Having said that, I find that I am nevertheless conflicted about Notre Dame’s decision. Part of this is that I am finding the arguments for inviting President Obama somewhat weak.
Yes, he is the President and, yes, Notre Dame has invited a number of past presidents. Are we certain that this is necessarily a good thing? There was a time, of course, when Catholics were on the outside looking in at mainstream American society. The fact that Notre Dame could entice a president to speak was a mark that we had arrived and were part of the mainstream. Is that the message we want to send? That the nation’s leading Catholic university has “bagged another one,” so to speak? Is our ability to attract the attention of the powerful a mark of our success as followers of Jesus Christ?

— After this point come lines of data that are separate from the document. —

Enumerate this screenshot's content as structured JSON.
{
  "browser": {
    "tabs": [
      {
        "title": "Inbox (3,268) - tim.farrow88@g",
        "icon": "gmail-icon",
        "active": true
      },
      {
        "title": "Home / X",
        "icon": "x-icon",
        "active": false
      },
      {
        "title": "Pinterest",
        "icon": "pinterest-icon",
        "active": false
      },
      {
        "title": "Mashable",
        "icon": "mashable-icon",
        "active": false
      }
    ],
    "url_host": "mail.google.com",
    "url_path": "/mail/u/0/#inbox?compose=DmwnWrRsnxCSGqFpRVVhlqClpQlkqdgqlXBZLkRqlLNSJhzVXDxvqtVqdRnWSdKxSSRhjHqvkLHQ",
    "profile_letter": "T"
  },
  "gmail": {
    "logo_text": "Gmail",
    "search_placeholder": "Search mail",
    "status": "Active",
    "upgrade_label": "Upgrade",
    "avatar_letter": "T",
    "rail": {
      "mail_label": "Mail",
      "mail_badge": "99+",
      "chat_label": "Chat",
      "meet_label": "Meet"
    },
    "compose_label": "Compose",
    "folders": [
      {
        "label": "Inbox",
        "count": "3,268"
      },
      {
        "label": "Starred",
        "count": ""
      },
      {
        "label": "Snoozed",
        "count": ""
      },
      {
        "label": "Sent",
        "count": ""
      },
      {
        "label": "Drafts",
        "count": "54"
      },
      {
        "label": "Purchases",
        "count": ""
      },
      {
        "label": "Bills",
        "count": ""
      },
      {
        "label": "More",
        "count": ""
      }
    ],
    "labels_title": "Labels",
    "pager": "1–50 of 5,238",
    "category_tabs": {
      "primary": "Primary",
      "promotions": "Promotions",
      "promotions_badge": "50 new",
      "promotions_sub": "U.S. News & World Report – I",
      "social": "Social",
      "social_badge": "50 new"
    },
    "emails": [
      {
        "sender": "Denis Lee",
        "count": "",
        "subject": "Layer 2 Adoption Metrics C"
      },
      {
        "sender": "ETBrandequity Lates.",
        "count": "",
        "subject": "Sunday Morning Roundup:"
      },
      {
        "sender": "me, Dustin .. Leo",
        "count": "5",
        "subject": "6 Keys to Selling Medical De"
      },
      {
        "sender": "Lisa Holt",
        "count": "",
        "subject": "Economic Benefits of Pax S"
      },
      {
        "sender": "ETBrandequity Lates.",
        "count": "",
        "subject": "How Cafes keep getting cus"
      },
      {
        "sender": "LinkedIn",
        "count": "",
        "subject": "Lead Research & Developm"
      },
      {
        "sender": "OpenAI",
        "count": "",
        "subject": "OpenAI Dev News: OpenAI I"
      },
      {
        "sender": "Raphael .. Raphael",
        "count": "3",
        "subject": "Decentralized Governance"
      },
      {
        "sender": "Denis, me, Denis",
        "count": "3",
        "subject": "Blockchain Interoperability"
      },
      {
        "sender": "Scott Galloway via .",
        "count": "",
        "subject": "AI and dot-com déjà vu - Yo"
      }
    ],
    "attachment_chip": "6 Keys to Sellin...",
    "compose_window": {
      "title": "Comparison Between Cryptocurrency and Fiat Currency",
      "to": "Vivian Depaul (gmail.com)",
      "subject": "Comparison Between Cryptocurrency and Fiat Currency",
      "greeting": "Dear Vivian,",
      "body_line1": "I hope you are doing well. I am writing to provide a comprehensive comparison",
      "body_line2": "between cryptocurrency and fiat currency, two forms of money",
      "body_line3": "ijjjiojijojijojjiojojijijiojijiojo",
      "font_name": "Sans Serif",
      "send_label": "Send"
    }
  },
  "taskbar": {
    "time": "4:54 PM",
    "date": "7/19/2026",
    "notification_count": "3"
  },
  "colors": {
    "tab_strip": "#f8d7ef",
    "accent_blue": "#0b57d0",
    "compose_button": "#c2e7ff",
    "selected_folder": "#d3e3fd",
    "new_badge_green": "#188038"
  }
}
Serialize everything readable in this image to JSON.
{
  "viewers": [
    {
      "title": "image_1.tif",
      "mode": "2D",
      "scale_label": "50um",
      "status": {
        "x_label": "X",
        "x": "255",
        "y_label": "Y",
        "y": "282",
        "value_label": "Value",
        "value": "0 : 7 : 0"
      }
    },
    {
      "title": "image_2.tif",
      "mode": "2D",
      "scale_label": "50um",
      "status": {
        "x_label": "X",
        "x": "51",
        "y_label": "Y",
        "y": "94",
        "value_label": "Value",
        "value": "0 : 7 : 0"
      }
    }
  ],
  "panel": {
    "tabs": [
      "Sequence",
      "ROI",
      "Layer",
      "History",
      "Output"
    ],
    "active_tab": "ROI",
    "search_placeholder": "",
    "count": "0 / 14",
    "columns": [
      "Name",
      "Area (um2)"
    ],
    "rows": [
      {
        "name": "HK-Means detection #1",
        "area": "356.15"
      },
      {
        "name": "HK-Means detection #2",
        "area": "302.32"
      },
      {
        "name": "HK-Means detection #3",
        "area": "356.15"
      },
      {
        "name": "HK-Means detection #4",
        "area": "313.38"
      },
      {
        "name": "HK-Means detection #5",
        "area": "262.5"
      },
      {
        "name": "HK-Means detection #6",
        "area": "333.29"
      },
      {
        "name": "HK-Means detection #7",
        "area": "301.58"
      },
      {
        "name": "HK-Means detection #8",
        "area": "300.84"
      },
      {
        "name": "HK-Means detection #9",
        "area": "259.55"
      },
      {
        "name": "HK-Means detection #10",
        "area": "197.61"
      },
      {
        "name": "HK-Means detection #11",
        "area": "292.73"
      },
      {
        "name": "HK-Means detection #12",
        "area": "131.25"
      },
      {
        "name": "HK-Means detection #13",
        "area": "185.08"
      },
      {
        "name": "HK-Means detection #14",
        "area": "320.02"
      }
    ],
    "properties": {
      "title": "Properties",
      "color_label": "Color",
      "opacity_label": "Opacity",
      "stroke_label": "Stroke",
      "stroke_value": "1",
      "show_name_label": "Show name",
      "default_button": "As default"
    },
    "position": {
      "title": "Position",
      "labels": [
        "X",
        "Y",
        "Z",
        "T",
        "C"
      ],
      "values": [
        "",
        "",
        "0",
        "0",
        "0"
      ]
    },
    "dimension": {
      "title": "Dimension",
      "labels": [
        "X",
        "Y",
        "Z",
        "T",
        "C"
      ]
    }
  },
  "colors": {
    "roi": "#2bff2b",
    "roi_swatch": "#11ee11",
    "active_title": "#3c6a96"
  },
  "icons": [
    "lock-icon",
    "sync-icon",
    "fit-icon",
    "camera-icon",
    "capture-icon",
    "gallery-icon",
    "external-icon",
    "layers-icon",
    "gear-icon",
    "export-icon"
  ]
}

Let’s not kid ourselves. There is a reason that President Obama accepted this invitation and turned down the hundreds of others that he surely received. It has little to do with how wonderful Notre Dame is. It has a lot to do with the desire of the president to convey that at least some portion of the Catholic community is “okay” with him. I don’t blame him for this and it doesn’t particularly upset me. This is what politicians do. The question is how comfortable we are with this.
I raise the question, but in my own mind I don’t have a clear answer. I was “okay” enough with Obama to support him last year, given the choices I had. I even put a bumper sticker on my car. His broad vision has always inspired me and sometimes even moved me to tears. He was my surgeon of choice to cut out the cancer that the previous administration had become. But it was always a “two-and-a-half cheers” kind of thing. I couldn’t forget–and didn’t want to forget–that there was an entire class of human beings that were outside his circle of moral concern.
There is a difference between a hiring decision–which is what I think a choice for president is–and holding someone up as a person to be emulated. When I think of the kind of commencement speaker I’d want students at a Catholic university to hear from, I’d be looking for someone a bit different. I’d want someone who could offer a critique of the ways that our political system forces us to choose between, say, victims of torture and victims of abortion. I’d be looking for someone willing to look those graduates in the eye and tell them that it was their job to change that system, not merely to find an accommodation with it. For all his many gifts and skills, and for all the leadership he has brought to our country at a difficult time, President Obama is not that person.